═══ Exercise inputs ═══

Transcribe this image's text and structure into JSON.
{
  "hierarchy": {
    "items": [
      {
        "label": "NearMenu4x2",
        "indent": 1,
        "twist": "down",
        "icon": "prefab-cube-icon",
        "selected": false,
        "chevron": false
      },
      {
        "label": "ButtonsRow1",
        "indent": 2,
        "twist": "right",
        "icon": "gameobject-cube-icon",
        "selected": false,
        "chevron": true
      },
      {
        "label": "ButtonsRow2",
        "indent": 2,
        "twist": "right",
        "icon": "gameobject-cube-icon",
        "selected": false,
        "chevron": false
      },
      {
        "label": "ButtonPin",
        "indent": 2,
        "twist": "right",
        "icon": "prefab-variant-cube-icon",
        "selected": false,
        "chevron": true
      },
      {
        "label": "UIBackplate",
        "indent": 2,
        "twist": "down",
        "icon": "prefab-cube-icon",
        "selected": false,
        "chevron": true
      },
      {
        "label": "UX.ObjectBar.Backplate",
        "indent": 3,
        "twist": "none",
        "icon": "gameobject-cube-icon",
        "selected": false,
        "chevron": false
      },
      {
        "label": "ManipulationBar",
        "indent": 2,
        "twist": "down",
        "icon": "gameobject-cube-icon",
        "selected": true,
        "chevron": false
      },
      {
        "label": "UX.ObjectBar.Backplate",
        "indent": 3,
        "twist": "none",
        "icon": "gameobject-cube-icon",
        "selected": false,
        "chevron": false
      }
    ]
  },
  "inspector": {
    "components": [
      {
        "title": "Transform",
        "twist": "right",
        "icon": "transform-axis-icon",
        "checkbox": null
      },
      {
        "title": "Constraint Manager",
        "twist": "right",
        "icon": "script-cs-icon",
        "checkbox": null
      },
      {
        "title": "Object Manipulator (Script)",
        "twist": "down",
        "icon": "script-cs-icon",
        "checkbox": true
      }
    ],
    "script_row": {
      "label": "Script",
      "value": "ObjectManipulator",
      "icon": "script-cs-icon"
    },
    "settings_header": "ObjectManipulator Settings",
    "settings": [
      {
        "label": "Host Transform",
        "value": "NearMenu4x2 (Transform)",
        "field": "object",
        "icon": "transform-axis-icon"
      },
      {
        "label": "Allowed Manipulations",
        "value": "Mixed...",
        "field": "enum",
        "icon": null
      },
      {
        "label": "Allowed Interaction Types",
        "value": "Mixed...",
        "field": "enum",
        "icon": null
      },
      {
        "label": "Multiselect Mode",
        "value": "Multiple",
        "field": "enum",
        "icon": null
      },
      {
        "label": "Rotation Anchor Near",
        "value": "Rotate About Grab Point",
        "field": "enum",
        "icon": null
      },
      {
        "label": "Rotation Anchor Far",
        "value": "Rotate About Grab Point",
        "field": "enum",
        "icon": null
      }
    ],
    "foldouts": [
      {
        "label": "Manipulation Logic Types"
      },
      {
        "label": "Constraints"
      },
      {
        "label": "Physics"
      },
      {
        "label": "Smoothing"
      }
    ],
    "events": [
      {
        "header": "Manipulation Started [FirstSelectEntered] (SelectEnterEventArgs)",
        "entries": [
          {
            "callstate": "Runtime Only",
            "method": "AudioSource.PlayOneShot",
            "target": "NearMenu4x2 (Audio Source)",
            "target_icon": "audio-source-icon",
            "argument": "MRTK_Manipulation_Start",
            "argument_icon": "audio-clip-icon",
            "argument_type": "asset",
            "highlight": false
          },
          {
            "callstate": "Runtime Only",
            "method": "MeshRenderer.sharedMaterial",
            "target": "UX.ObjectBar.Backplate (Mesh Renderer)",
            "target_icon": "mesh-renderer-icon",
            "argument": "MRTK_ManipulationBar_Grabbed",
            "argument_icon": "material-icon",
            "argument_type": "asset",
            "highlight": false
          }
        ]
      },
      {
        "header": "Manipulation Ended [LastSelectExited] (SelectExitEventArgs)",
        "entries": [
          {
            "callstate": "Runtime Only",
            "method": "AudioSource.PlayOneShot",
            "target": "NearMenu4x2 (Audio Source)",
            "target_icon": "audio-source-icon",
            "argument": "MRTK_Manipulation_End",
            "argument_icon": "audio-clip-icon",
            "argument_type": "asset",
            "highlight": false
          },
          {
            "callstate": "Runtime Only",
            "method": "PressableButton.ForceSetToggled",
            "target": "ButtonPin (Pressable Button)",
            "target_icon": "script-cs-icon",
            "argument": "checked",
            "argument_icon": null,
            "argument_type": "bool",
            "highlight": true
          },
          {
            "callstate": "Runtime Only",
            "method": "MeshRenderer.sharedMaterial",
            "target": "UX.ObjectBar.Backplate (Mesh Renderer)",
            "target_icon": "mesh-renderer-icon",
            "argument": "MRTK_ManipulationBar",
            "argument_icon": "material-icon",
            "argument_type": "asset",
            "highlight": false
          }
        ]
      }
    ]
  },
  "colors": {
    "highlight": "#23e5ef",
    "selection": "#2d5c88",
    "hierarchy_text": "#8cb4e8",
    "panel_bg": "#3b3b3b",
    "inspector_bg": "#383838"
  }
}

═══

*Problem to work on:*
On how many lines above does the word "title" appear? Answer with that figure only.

*The completed task:*
3